Dataset entries

════

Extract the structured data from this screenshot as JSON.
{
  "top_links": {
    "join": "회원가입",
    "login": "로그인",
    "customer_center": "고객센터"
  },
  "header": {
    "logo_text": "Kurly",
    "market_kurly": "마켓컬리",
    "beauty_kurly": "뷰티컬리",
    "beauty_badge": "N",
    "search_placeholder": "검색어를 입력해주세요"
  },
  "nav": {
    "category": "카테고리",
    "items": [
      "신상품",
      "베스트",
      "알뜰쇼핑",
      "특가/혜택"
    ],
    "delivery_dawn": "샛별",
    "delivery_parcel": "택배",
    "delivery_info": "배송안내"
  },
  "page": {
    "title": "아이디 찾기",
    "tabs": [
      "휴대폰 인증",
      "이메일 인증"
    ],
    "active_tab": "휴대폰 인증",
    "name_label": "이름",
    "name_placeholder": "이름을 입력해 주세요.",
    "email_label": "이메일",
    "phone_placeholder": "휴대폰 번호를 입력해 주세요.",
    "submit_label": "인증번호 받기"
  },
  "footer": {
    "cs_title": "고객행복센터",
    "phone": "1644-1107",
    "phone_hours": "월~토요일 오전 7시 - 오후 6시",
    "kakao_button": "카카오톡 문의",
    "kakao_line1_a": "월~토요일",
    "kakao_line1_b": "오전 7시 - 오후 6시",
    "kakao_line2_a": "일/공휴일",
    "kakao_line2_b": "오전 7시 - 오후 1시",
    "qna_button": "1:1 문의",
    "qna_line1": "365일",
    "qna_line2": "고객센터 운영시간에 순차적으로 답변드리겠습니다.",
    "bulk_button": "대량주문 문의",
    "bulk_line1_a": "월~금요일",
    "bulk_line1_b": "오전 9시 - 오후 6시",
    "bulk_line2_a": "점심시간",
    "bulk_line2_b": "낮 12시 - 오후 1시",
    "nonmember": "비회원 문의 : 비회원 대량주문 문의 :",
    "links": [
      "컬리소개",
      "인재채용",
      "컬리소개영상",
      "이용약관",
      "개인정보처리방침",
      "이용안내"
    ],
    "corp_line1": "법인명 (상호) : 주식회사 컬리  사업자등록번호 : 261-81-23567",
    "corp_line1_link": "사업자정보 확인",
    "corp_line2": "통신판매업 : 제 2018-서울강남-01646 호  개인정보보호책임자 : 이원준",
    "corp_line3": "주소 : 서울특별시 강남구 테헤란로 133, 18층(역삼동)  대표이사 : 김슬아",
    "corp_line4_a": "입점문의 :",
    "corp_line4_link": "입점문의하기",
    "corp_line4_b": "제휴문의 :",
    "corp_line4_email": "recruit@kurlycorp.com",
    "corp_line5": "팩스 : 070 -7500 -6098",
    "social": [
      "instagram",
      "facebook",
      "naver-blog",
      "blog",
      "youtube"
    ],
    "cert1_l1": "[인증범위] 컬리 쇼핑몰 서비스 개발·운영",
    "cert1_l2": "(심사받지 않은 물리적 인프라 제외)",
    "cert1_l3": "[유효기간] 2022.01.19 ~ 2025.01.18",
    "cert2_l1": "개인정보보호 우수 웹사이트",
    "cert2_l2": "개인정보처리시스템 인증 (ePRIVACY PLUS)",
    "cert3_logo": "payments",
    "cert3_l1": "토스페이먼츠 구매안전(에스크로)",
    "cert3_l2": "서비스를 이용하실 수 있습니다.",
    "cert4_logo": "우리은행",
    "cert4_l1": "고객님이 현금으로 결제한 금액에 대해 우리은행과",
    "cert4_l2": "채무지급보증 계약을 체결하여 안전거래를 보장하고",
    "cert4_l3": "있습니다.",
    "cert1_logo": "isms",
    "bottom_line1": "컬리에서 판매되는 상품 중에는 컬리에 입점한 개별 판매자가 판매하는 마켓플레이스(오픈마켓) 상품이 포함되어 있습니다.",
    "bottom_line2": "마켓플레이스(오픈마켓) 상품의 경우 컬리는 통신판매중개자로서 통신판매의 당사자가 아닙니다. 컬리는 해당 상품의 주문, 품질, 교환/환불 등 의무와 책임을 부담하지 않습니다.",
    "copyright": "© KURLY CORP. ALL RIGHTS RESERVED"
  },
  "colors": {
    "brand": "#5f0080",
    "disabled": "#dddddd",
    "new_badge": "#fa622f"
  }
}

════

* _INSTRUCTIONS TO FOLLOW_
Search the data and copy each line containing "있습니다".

* _TASK RESPONSE_
    "cert3_l2": "서비스를 이용하실 수 있습니다.",
    "cert4_l3": "있습니다.",
    "bottom_line1": "컬리에서 판매되는 상품 중에는 컬리에 입점한 개별 판매자가 판매하는 마켓플레이스(오픈마켓) 상품이 포함되어 있습니다.",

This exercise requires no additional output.